In his classic bestseller Capitalism and Freedom, Milton Friedman proclaimed that "The greatest advances of civilization, whether in architecture or painting, in science and literature, in industry or agriculture, have never come from centralized government." Instead, we owe it all to private enterprise.
For right-wing ideologues and the Palin, Beck and Limbaugh congregations, Friedman's claim has always had a lot of truthiness. It sounds so good that it must be true, and was made by a world-famous economist and Nobel laureate.
However, the claim is not only false, but strikingly ignorant coming from a professor at one of our most famous universities. Had Dr. Friedman ever heard of the Acropolis, or the road and aqueduct systems, magnificent public buildings and other engineering marvels created by the imperial government of Rome? Did he notice the Apollo moon landing in 1969?
Friedman (1912-2006) lived to see the economic and cultural revolution brought about by the Internet. Its development was funded and overseen for three decades by the U.S. Advanced Research Projects Agency (ARPA), the National Science Foundation (NSF) and the Defense Department. The NSF finally turned it over to commercial providers in 1995, launching the dotcom boom.
The idea for the Internet originated with Robert W. Taylor, an ARPA researcher in 1966. Taylor tried unsuccessfully to get private industry interested in his project. Fortunately for us all, he got federal funding.

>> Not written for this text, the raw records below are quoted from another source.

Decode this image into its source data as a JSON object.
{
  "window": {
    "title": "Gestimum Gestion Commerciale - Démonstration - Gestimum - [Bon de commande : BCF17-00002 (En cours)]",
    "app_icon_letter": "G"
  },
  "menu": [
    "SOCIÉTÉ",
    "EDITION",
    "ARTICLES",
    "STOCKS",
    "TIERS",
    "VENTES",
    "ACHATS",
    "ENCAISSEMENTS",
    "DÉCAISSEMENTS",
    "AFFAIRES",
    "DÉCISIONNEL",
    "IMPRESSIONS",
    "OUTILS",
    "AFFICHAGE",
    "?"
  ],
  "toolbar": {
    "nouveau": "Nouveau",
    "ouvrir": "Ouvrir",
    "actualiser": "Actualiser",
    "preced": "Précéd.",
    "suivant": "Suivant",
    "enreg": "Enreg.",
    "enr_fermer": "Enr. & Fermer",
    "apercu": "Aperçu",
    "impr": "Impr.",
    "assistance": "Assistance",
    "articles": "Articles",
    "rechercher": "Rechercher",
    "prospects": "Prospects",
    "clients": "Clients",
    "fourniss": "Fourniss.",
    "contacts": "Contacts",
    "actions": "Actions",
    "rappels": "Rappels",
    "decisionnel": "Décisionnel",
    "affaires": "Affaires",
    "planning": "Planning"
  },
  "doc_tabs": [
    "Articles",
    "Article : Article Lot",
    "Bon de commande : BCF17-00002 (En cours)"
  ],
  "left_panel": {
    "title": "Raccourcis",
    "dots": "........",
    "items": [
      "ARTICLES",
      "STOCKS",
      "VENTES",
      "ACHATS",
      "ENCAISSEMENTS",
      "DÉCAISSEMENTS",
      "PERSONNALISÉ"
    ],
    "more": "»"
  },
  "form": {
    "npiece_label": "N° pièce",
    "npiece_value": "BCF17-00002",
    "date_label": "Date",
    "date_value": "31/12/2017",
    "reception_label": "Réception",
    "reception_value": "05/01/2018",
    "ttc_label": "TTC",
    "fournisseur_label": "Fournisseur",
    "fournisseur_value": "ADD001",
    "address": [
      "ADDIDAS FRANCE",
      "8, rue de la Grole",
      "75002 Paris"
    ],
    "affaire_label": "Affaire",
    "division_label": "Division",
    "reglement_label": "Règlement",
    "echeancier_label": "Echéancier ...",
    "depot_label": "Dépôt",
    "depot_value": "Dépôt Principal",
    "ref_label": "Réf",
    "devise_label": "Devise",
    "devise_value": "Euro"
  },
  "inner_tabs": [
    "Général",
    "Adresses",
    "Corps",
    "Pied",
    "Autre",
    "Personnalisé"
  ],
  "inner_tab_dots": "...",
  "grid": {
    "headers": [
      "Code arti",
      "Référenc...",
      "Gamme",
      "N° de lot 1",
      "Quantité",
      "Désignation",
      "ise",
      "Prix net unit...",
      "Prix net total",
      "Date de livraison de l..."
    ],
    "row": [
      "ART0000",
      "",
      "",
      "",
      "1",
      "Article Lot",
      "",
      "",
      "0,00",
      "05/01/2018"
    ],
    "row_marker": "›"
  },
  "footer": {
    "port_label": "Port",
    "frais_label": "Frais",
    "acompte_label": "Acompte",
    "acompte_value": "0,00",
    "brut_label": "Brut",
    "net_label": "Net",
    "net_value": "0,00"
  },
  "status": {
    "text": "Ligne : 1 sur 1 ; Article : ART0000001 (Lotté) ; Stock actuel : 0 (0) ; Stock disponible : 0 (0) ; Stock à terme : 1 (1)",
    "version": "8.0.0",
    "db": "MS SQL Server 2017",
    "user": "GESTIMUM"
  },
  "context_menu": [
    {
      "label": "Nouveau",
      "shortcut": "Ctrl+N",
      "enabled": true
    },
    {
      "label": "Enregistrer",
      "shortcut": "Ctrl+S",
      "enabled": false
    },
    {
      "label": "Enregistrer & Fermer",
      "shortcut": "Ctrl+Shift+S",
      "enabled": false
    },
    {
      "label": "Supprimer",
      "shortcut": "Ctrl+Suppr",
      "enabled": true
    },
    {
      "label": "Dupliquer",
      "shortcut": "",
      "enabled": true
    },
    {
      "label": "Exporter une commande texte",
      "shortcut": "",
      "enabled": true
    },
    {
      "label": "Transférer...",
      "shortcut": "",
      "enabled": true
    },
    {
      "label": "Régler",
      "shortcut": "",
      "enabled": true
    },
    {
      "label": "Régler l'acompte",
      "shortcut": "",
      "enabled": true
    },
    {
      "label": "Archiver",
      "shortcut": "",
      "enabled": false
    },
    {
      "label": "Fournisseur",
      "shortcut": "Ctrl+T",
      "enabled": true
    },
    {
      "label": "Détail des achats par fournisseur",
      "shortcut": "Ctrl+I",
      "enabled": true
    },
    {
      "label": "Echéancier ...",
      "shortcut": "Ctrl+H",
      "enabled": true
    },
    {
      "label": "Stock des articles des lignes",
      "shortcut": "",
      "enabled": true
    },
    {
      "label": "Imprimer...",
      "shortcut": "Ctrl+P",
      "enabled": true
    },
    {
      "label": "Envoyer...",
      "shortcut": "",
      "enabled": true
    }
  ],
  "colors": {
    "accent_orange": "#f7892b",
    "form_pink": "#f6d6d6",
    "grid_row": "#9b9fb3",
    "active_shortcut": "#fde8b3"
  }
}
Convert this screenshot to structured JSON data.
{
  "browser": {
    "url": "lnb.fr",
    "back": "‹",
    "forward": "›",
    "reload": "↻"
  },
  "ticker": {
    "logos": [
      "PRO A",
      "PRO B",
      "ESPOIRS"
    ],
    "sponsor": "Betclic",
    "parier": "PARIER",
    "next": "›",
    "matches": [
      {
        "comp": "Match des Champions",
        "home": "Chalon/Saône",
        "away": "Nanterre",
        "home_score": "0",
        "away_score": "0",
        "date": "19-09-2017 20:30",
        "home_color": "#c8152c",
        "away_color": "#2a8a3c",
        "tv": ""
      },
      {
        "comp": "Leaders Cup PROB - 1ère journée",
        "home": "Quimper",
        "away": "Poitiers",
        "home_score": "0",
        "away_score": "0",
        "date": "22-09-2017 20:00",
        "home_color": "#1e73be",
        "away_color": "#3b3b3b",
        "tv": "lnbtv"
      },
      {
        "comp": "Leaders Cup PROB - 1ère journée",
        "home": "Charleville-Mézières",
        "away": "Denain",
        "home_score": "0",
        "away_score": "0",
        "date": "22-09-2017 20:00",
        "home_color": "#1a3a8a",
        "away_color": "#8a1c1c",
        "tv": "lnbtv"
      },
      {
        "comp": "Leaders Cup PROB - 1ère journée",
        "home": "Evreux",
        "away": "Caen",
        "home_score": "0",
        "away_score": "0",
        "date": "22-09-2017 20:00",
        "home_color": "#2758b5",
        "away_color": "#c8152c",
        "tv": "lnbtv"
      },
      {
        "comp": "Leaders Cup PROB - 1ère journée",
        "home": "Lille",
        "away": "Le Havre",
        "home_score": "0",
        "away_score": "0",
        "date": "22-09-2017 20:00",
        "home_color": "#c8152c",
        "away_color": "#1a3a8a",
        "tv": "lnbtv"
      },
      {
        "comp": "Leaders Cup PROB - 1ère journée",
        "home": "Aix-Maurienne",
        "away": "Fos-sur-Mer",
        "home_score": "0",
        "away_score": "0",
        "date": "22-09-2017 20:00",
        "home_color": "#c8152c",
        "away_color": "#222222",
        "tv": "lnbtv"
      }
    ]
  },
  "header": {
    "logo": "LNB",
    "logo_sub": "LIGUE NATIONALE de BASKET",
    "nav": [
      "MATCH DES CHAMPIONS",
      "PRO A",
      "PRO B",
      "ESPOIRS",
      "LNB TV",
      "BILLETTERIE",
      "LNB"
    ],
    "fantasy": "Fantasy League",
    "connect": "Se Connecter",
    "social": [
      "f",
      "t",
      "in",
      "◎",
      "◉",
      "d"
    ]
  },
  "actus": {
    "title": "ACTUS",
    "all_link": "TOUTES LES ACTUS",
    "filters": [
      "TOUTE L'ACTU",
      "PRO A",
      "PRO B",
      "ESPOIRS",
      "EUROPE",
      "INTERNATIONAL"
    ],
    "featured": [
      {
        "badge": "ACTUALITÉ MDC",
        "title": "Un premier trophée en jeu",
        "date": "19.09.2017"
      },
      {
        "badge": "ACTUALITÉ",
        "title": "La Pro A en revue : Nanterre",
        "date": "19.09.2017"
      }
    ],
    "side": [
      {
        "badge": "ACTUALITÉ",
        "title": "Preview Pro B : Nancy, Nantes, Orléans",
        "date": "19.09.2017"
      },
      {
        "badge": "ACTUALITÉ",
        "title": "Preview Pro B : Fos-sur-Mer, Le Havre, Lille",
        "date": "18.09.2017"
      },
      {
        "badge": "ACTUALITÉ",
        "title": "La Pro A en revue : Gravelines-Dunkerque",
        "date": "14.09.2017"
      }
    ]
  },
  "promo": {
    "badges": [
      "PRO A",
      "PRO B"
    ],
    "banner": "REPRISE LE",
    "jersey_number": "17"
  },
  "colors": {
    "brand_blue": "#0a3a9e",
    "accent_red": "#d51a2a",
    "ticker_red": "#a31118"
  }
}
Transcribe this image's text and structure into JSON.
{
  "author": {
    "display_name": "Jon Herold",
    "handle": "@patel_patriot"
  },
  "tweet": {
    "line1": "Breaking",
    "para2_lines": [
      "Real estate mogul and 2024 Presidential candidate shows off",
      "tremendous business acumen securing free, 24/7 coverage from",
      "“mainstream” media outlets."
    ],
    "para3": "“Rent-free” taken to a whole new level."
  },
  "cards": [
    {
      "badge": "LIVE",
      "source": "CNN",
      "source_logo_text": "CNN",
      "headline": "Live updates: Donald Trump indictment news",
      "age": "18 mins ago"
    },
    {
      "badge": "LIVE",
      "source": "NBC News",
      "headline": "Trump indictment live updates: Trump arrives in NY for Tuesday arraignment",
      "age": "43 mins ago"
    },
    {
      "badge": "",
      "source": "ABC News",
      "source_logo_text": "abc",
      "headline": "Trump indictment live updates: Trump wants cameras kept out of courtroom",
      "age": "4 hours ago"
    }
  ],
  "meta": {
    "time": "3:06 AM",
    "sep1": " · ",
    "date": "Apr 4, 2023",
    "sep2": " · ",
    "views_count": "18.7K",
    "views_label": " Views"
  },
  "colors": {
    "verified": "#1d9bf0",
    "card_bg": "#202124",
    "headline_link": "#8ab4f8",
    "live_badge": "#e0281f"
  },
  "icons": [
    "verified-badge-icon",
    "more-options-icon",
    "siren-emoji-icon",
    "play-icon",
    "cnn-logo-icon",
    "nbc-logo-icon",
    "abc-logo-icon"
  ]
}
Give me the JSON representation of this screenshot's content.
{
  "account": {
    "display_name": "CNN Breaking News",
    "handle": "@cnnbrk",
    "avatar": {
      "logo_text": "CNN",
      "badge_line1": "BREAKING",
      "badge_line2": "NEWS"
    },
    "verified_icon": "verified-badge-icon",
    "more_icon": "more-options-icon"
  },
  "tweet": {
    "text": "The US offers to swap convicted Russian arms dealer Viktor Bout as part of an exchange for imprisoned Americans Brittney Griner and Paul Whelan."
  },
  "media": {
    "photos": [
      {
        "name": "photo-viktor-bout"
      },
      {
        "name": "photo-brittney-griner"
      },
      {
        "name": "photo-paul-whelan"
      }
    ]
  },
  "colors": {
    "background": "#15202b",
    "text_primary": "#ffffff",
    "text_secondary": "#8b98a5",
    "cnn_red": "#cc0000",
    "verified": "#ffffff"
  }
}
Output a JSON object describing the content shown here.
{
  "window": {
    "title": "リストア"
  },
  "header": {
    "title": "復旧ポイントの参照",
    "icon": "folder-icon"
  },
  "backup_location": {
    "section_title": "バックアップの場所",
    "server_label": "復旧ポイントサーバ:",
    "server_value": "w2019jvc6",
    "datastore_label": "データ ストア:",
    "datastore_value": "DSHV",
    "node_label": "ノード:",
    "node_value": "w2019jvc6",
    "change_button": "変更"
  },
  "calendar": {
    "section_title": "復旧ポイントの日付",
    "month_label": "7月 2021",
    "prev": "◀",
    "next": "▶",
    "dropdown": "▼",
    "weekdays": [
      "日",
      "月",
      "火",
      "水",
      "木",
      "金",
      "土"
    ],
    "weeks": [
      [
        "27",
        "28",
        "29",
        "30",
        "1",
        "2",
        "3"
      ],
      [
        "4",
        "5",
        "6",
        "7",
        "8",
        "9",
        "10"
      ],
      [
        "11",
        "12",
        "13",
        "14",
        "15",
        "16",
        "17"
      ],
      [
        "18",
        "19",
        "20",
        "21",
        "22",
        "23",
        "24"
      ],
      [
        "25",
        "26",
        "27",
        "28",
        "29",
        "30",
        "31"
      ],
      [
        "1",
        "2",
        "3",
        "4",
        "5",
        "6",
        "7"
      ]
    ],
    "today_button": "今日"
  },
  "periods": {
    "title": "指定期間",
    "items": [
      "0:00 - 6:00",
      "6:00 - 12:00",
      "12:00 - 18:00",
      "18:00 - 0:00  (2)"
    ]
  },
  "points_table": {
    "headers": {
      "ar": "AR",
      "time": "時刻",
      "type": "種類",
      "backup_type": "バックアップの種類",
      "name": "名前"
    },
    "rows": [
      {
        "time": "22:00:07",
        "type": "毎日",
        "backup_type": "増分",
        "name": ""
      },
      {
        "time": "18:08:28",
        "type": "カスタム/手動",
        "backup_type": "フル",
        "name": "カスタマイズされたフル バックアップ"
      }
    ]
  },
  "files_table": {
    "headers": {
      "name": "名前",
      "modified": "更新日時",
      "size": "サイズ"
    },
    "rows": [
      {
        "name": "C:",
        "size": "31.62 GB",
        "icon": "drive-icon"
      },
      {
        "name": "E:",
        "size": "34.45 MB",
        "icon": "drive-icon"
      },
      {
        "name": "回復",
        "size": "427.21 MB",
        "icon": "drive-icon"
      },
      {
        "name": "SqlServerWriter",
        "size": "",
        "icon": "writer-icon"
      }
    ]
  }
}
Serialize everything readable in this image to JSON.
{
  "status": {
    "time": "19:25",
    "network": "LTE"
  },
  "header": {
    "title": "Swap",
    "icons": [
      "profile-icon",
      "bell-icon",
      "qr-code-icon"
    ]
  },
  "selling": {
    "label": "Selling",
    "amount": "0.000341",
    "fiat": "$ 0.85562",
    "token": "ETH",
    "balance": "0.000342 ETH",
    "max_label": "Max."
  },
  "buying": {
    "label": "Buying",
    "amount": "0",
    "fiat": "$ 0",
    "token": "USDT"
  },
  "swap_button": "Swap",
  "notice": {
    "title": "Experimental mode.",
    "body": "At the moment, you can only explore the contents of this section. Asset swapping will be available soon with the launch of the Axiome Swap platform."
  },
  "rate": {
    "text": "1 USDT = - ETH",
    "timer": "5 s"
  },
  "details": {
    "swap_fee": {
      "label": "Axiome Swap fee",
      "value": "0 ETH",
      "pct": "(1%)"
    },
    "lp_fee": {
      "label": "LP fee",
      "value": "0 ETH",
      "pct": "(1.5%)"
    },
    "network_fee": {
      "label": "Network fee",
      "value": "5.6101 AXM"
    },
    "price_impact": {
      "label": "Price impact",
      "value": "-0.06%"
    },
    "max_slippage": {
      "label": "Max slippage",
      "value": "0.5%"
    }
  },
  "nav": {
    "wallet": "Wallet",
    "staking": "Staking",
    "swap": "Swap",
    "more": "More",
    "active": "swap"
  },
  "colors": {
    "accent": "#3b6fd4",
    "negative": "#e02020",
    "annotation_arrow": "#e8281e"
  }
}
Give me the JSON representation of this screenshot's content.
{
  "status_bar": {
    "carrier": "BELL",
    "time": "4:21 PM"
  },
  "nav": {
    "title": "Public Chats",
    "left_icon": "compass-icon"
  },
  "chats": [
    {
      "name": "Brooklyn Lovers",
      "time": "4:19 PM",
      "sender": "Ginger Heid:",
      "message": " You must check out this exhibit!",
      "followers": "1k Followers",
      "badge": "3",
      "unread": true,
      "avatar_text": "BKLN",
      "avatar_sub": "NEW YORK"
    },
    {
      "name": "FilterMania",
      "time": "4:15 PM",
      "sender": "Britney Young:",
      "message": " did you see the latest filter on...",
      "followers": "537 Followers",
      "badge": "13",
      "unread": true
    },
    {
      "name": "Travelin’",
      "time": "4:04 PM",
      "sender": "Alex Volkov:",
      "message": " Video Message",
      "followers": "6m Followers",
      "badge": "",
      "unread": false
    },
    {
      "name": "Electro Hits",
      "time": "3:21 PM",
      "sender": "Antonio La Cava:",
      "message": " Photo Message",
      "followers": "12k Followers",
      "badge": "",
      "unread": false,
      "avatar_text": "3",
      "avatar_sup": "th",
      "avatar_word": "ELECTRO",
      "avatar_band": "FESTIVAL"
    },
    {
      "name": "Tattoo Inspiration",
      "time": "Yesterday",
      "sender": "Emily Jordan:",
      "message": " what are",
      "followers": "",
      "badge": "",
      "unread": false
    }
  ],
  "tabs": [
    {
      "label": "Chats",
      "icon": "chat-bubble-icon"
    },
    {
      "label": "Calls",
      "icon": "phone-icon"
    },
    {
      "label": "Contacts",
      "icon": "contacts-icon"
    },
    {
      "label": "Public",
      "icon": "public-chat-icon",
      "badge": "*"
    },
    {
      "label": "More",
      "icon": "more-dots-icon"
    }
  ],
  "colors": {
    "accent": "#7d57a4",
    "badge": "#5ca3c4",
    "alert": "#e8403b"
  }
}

America's strong economic growth over the past 65 years depended on its leadership in basic scientific and engineering research. This research spawned technological innovations that made firms more competitive and even gave rise to entirely new industries. As Ed Lazowska, one of America's leading computer scientists, explained to the House Subcommittee on Technology and Information Policy in July of 2004: "The innovation that creates the technologies that drive the new economy today is the fruit of investments the federal government made in basic research 10, 15, 30 years ago."
Besides the Internet, the list includes web browsers, public key cryptography for secure credit card transactions, parallel database systems, high performance computer graphics, and portable devices such as cell phones.
Why is major government support for basic research necessary? Why can't private enterprise play this role, as conservative ideologues would have it?